From Blue kite (Tian Zhuangzhuang, 1993).
With “mistakes” (closely followed by denials—notably Brexit) having become routine under this evil Tory regime, I’m reminded that I’ve always been fond of the Italian sbaglio (verb sbagliare), with the appealingly economical negative prefix s- creating an expressive diphthong. Admittedly in this case a positive version baglio/bagliare is elusive, but it reminds me of other words equivalent to English dis-, such as
- svantaggio disadvantage
- sfiducia mistrust
- scontento discontent
- sfigato loser
- scaricare unburden
- sfiorire wither
- staccato detached
- sforzando “with excessive force”—Beethoven’s speciality.

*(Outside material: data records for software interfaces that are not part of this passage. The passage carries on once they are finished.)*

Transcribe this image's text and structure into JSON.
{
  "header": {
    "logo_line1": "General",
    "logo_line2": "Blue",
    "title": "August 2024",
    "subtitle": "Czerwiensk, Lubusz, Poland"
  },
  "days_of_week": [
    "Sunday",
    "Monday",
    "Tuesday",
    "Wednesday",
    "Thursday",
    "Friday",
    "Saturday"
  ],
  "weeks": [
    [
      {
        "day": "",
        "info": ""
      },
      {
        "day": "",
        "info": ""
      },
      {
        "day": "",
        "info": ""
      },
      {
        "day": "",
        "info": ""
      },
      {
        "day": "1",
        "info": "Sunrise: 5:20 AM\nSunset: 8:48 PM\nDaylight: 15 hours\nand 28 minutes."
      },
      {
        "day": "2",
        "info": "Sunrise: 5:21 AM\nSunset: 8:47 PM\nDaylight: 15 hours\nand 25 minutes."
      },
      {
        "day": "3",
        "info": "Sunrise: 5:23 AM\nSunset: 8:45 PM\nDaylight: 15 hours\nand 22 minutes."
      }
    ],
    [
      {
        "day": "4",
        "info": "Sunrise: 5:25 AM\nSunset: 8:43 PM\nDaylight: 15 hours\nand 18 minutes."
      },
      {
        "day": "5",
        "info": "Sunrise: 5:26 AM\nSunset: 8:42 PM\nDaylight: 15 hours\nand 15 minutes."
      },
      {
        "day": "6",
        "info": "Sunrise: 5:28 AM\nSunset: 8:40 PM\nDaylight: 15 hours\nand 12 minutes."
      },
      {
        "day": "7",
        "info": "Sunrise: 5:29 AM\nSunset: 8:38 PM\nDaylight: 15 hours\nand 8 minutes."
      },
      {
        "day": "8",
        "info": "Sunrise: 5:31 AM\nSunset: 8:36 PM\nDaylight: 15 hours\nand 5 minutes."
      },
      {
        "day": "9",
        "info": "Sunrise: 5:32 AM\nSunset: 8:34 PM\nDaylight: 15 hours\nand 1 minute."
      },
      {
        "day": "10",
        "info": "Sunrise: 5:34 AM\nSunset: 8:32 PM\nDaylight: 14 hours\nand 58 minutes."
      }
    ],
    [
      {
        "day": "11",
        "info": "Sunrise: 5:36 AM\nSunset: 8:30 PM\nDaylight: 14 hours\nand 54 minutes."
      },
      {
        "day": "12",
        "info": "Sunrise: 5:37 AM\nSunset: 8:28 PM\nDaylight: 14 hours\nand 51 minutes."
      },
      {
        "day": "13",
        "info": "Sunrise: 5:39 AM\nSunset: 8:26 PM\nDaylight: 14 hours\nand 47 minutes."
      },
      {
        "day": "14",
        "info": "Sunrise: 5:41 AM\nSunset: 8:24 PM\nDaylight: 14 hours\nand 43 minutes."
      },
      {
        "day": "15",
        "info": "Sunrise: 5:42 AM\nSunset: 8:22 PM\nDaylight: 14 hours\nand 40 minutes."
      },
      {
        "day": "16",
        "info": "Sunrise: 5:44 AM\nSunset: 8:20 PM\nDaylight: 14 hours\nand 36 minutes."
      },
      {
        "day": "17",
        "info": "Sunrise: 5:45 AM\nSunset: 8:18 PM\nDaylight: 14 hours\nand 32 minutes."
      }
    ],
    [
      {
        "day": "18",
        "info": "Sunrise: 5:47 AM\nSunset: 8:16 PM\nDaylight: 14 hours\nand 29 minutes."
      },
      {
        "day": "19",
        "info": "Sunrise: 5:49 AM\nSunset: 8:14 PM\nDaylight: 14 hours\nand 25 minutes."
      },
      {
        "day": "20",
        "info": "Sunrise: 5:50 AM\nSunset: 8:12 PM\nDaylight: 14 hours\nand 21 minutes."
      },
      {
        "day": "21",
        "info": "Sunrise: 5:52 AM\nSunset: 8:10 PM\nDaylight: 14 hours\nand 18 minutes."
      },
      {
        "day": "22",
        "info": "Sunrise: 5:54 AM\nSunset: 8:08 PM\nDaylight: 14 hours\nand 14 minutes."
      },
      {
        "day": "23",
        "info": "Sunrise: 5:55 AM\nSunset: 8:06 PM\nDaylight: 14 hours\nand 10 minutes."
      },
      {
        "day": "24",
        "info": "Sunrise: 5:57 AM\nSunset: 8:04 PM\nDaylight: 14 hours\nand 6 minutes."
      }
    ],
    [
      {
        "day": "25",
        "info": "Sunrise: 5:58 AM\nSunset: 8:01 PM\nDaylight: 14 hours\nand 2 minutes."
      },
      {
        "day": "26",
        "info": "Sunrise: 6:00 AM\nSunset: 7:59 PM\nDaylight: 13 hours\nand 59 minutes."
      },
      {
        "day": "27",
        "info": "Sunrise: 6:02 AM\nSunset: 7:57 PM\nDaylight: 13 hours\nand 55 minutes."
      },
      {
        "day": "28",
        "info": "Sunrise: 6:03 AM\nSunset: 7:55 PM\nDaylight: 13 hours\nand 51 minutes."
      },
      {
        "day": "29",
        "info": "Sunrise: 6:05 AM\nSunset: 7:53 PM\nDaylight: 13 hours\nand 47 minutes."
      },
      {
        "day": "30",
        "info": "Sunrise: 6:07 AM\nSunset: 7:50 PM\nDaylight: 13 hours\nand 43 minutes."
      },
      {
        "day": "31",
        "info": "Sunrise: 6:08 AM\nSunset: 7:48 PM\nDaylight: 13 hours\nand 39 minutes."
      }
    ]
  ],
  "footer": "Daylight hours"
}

Returning to “mistakes”: in British politics, “misjudgements” that have appalling social and economic consequences can now be casually brushed aside with a patrician air of disdain. In China, however (as throughout the socialist bloc), “making a mistake” (fan cuowu 犯错误), a catch-all for political, sexual, and indeed clerical misdemeanours, is now used humorously—despite (or because of) its Maoist heritage, with the disastrous personal and familial consequences that could ensue from innocent infringements against the fluctuating political orthodoxy of the day, or entirely innocuous casual remarks—cf. Goulash deviationism, China: commemorating trauma, and movies such as Blue kite and Living. In documents from the Maoist era the term is a sparse hint of such faux pas, as under The Houshan Daoists, requiring us to read between the lines (see my review of the Anthology of the folk music of the Chinese peoples).